Give again every line from the one with "Parse this screenshot: output" through the last line of the data, exactly, and leave out the lines before it.

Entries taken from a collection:

···

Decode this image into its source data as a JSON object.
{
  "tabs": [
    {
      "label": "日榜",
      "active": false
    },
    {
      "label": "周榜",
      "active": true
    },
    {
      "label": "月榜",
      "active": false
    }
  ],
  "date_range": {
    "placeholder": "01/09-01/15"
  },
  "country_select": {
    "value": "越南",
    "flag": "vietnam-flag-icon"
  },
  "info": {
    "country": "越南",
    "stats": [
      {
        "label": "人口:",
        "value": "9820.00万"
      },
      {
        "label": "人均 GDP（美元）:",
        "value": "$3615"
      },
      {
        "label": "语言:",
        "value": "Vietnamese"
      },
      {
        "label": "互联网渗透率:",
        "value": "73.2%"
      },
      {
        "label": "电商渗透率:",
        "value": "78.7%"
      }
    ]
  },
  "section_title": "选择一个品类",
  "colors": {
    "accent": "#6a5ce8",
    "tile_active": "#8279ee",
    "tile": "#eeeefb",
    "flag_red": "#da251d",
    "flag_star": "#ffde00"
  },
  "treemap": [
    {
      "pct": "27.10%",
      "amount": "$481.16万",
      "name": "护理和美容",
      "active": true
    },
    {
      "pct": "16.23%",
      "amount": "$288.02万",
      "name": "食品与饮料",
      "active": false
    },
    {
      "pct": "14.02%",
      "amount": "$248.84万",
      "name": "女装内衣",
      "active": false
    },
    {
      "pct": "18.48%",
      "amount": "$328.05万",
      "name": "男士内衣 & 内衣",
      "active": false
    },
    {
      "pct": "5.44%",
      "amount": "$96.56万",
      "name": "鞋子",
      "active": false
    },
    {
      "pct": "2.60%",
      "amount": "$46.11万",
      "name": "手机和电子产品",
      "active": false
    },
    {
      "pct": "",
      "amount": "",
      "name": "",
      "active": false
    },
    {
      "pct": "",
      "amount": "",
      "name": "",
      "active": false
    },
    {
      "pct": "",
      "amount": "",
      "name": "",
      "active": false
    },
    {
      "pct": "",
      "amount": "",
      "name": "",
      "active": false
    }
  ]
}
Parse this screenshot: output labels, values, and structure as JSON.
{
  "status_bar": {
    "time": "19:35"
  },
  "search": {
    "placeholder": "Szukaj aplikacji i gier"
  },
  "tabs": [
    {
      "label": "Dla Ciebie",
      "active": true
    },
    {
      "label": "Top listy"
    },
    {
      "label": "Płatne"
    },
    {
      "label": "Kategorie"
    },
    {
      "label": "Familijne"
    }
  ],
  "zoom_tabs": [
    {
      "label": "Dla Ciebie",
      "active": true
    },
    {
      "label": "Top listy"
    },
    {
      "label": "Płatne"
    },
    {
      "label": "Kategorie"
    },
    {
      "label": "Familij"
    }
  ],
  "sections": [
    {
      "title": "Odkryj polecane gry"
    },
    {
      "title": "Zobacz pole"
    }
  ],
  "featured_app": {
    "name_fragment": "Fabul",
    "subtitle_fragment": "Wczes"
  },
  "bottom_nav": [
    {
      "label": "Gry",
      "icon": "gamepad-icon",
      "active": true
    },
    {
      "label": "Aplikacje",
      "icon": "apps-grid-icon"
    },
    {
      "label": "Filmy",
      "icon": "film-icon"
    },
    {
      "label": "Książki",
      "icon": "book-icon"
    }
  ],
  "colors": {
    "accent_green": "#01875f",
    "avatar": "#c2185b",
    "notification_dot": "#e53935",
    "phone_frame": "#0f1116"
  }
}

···

[Task solution]:
Parse this screenshot: output labels, values, and structure as JSON.
{
  "status_bar": {
    "time": "19:35"
  },
  "search": {
    "placeholder": "Szukaj aplikacji i gier"
  },
  "tabs": [
    {
      "label": "Dla Ciebie",
      "active": true
    },
    {
      "label": "Top listy"
    },
    {
      "label": "Płatne"
    },
    {
      "label": "Kategorie"
    },
    {
      "label": "Familijne"
    }
  ],
  "zoom_tabs": [
    {
      "label": "Dla Ciebie",
      "active": true
    },
    {
      "label": "Top listy"
    },
    {
      "label": "Płatne"
    },
    {
      "label": "Kategorie"
    },
    {
      "label": "Familij"
    }
  ],
  "sections": [
    {
      "title": "Odkryj polecane gry"
    },
    {
      "title": "Zobacz pole"
    }
  ],
  "featured_app": {
    "name_fragment": "Fabul",
    "subtitle_fragment": "Wczes"
  },
  "bottom_nav": [
    {
      "label": "Gry",
      "icon": "gamepad-icon",
      "active": true
    },
    {
      "label": "Aplikacje",
      "icon": "apps-grid-icon"
    },
    {
      "label": "Filmy",
      "icon": "film-icon"
    },
    {
      "label": "Książki",
      "icon": "book-icon"
    }
  ],
  "colors": {
    "accent_green": "#01875f",
    "avatar": "#c2185b",
    "notification_dot": "#e53935",
    "phone_frame": "#0f1116"
  }
}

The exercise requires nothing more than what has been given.